Revealing forgotten history at Attingham Park
Latest update 28.02.2014 13:52
From family home to radical institution
Visitors to Attingham are often familiar with its history as a family home up until the 1940s, but a lesser known period in its history saw it housing a pioneering Adult Education College from 1948 – 1976.
The college offered a radical range of courses alongside more traditional options, including classes which required students to get up at 3am to listen to birdsong and sit on the roof identifying star constellations late into the night.
The Shropshire Adult Education College was an innovation, offering the opportunity to study in the beautiful surroundings of Attingham Hall and its grounds to people from all backgrounds and walks of life.
It started off small, with only 30 students able to stay at the college but, at its height, it attracted thousands of students, local and national, as well as day visitors and guests from overseas. It is an important chapter in Attingham’s history as a property which played a special role in the lives of local people.
Telling untold stories
Until now, relatively little was known about the college, but in 2014 a new research project, in partnership with the University of Nottingham’s School of Education, began with the aim of revealing the hidden stories from this period in Attingham’s history.
Sharon Clancy, Doctoral Researcher, has already begun work on the archives relating to the college at the hall, and is now starting the next phase of the research; gathering the stories and experiences of the people who knew the college to share their stories and uncover what life was like.
Share your memories
To help bring this period of history at Attingham alive and tell the stories of the people who worked and studied here, we need your help.
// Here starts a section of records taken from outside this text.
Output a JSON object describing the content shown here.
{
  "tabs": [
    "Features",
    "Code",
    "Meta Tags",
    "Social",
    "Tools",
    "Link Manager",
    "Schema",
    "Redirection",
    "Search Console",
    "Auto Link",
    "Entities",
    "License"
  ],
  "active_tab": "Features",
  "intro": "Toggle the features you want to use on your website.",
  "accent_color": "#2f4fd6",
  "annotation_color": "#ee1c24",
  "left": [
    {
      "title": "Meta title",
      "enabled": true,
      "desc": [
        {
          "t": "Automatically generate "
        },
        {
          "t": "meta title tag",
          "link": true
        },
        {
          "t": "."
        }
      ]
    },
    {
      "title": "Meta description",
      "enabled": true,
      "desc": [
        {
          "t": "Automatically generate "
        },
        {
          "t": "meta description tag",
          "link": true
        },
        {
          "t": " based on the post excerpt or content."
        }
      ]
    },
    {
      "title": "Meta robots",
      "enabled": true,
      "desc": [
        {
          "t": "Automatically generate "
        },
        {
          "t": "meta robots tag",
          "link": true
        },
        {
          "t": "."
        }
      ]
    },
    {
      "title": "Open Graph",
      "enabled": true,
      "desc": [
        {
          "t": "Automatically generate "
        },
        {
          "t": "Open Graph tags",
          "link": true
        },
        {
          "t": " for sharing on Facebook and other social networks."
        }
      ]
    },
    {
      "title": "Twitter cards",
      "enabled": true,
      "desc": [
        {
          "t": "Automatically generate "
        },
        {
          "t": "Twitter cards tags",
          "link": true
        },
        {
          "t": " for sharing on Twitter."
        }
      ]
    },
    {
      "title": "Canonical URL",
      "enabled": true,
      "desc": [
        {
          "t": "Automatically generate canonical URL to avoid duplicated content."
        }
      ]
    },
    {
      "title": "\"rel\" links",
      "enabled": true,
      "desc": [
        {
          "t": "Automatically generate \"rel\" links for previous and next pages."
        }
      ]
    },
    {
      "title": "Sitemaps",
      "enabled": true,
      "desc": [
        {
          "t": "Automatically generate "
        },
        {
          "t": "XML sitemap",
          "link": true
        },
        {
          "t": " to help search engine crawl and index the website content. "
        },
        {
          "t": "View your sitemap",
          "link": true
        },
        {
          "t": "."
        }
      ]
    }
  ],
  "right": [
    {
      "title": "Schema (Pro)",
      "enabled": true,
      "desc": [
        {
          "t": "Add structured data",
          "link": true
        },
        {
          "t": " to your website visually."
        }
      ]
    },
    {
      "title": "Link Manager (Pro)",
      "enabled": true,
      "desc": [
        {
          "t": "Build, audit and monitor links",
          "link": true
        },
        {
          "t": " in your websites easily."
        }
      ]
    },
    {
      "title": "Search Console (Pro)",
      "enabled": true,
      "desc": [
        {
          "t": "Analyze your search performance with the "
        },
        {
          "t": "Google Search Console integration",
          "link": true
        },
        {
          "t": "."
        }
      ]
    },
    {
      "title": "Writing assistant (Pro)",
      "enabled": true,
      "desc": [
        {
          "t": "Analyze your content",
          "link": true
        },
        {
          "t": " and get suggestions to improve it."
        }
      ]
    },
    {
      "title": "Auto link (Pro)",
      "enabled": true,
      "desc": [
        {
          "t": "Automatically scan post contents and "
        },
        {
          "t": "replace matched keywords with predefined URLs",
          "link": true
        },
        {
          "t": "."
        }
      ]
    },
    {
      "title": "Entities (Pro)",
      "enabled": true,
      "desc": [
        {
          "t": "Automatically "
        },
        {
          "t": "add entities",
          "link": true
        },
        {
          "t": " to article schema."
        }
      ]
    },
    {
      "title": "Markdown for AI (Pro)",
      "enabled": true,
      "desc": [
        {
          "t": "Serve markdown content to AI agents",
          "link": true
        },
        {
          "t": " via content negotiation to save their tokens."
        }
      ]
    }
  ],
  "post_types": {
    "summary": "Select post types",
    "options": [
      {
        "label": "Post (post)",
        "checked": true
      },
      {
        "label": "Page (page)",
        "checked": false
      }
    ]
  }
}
If you have memories of the Adult Education College that you would like to share, please contact Sharon.
You can also follow the progress of our work to uncover Attingham’s hidden history in our blog, where we'll be posting all our latest discoveries.